A judge has ordered the payment processing company connected to the collapse of Scottish carrier Flyglobespan to prove it has £35m in the next two days.
E-Clear has been ordered to prove that it has the money – which it allegedly held back from the failed airline, causing its collapse last month – by this Friday (January 15).
More than 4,500 people were left stranded when the airline’s owners Globespan collapsed just before Christmas.
The collapse of Scotland’s only airline also led to 550 redundancies.
Administrators PricewaterhouseCoopers (PwC) has been asking a judge to put E-Clear into administration in a bid to release the funds.
It claims E-Clear had been stalling £35m in payments owed to Flyglobespan from credit card payments.
PwC estimates potential claims of around £15m, rather than £35m, and that the remaining £20m relates to flights that have already taken place.

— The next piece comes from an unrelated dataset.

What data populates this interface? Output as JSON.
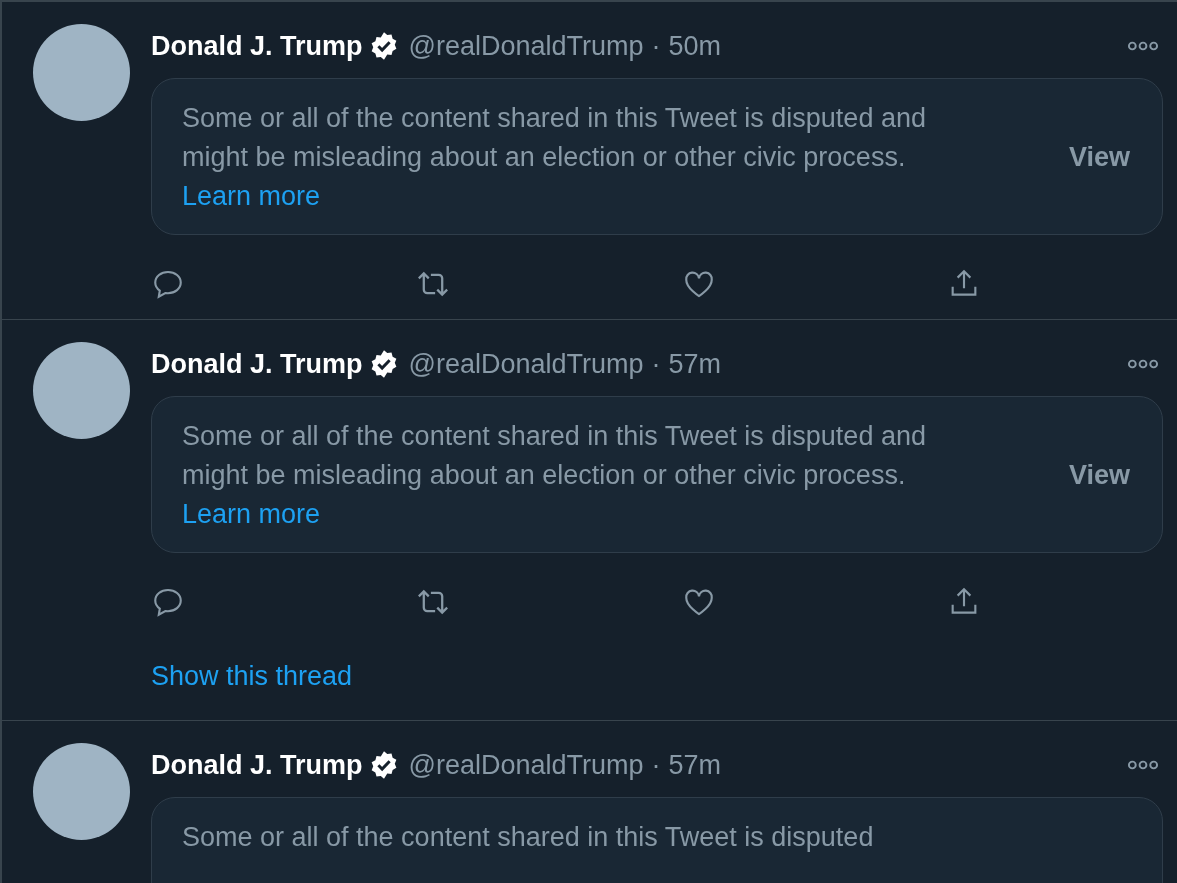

At the High Court yesterday (Tuesday 12 January), Mr Justice Floyd warned E-Clear it should not dispose of assets before the case resumes next Tuesday.

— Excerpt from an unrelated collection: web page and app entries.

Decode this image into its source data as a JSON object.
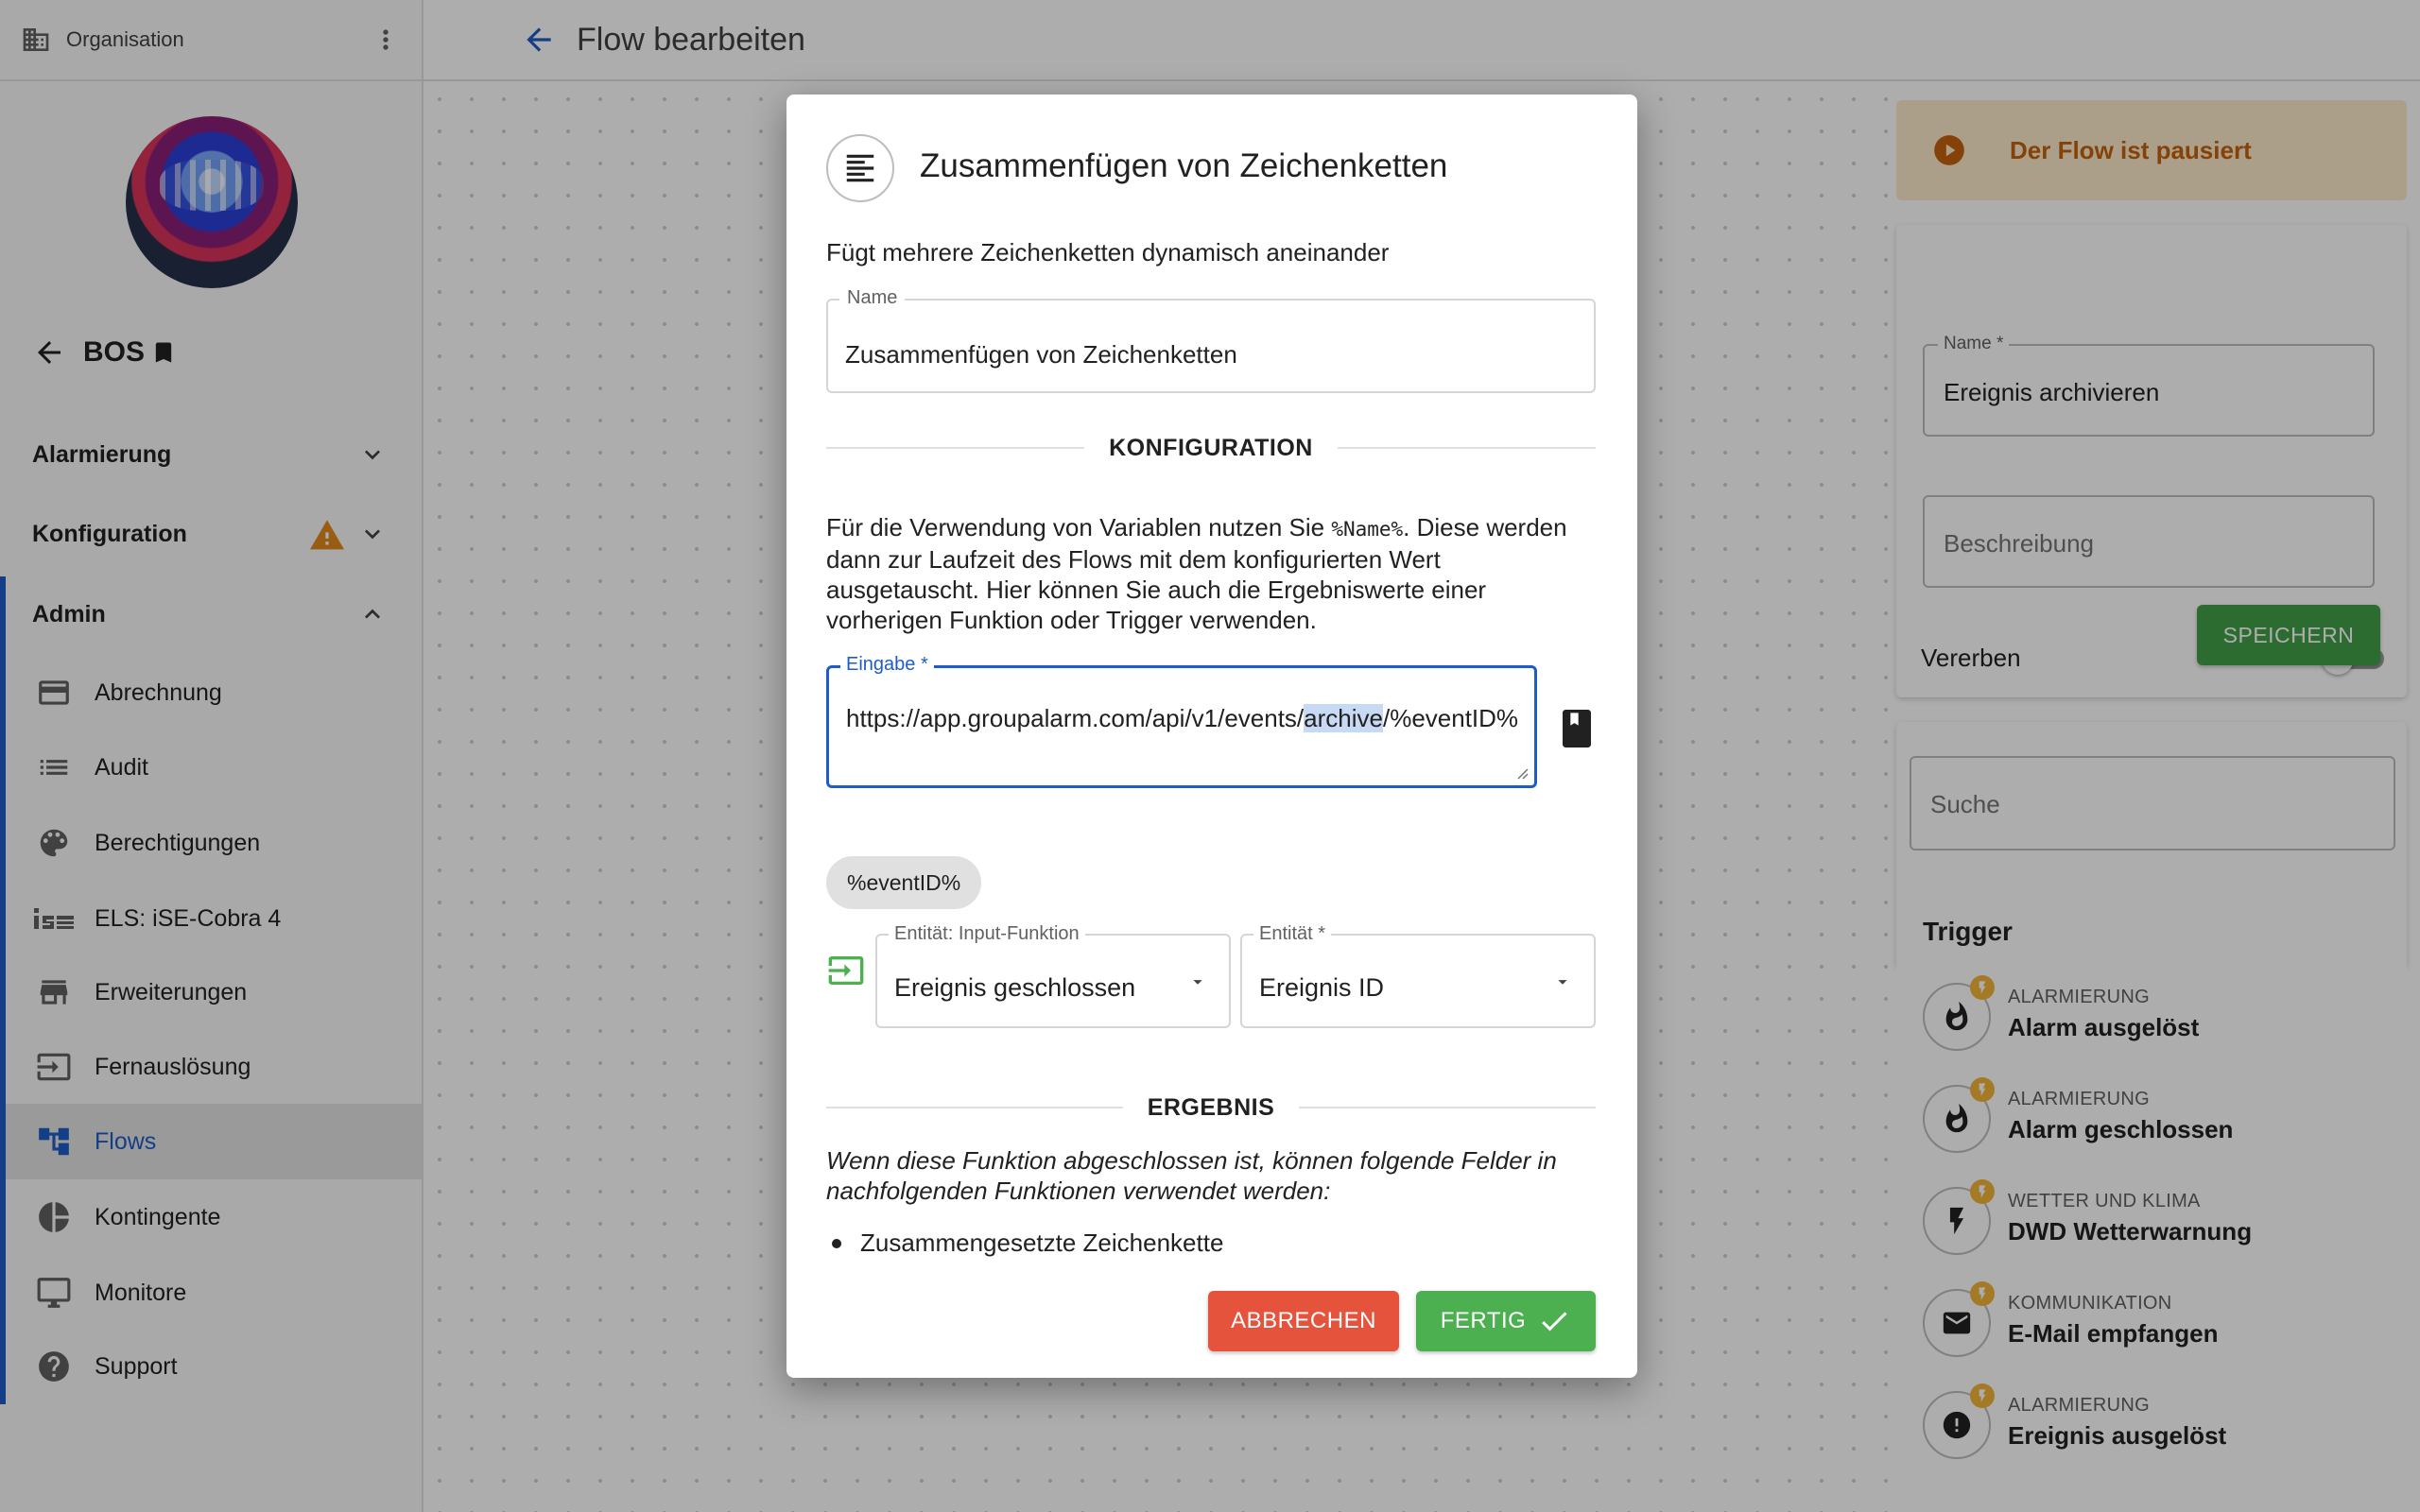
{
  "sidebar": {
    "org_label": "Organisation",
    "back_label": "BOS",
    "sections": [
      {
        "label": "Alarmierung"
      },
      {
        "label": "Konfiguration"
      },
      {
        "label": "Admin"
      }
    ],
    "items": [
      {
        "label": "Abrechnung",
        "icon": "credit-card-icon"
      },
      {
        "label": "Audit",
        "icon": "list-icon"
      },
      {
        "label": "Berechtigungen",
        "icon": "palette-icon"
      },
      {
        "label": "ELS: iSE-Cobra 4",
        "icon": "ise-logo-icon"
      },
      {
        "label": "Erweiterungen",
        "icon": "store-icon"
      },
      {
        "label": "Fernauslösung",
        "icon": "input-arrow-icon"
      },
      {
        "label": "Flows",
        "icon": "flow-icon",
        "active": true
      },
      {
        "label": "Kontingente",
        "icon": "pie-chart-icon"
      },
      {
        "label": "Monitore",
        "icon": "monitor-icon"
      },
      {
        "label": "Support",
        "icon": "help-icon"
      }
    ]
  },
  "header": {
    "title": "Flow bearbeiten"
  },
  "right_panel": {
    "paused_text": "Der Flow ist pausiert",
    "name_label": "Name *",
    "name_value": "Ereignis archivieren",
    "description_placeholder": "Beschreibung",
    "inherit_label": "Vererben",
    "inherit_on": false,
    "save_label": "SPEICHERN",
    "search_placeholder": "Suche",
    "trigger_title": "Trigger",
    "triggers": [
      {
        "category": "ALARMIERUNG",
        "name": "Alarm ausgelöst",
        "icon": "flame-icon"
      },
      {
        "category": "ALARMIERUNG",
        "name": "Alarm geschlossen",
        "icon": "flame-icon"
      },
      {
        "category": "WETTER UND KLIMA",
        "name": "DWD Wetterwarnung",
        "icon": "lightning-icon"
      },
      {
        "category": "KOMMUNIKATION",
        "name": "E-Mail empfangen",
        "icon": "mail-icon"
      },
      {
        "category": "ALARMIERUNG",
        "name": "Ereignis ausgelöst",
        "icon": "alert-circle-icon"
      }
    ]
  },
  "dialog": {
    "title": "Zusammenfügen von Zeichenketten",
    "subtitle": "Fügt mehrere Zeichenketten dynamisch aneinander",
    "name_label": "Name",
    "name_value": "Zusammenfügen von Zeichenketten",
    "config_heading": "KONFIGURATION",
    "info_before": "Für die Verwendung von Variablen nutzen Sie ",
    "info_code": "%Name%",
    "info_after": ". Diese werden dann zur Laufzeit des Flows mit dem konfigurierten Wert ausgetauscht. Hier können Sie auch die Ergebniswerte einer vorherigen Funktion oder Trigger verwenden.",
    "input_label": "Eingabe",
    "input_required": "*",
    "input_text_before": "https://app.groupalarm.com/api/v1/events/",
    "input_text_selected": "archive",
    "input_text_after": "/%eventID%",
    "chip_label": "%eventID%",
    "entity_input_label": "Entität: Input-Funktion",
    "entity_input_value": "Ereignis geschlossen",
    "entity_label": "Entität *",
    "entity_value": "Ereignis ID",
    "result_heading": "ERGEBNIS",
    "result_text": "Wenn diese Funktion abgeschlossen ist, können folgende Felder in nachfolgenden Funktionen verwendet werden:",
    "result_items": [
      "Zusammengesetzte Zeichenkette"
    ],
    "cancel_label": "ABBRECHEN",
    "done_label": "FERTIG"
  },
  "colors": {
    "accent": "#1e5cc8",
    "success": "#4caf50",
    "danger": "#e5533d",
    "warning": "#e0891c"
  }
}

Bruce Cartwright, joint administrator of Globespan and head of business recovery services at PwC in Scotland, said:
“We are satisfied that the judge recognised our concerns and has put in place a process that will clarify the E-clear position in a very short time.”
Last week it was revealed that the business interests of E-Clear’s owner Greek travel industry entrepreneur Elias Elia were further called into question after news he is now facing a separate legal claim from Canadian operator Go Travel Direct.
The claim for C$500,000 (£300,000) follows just a fortnight after the collapse of Globespan, according to the Guardian.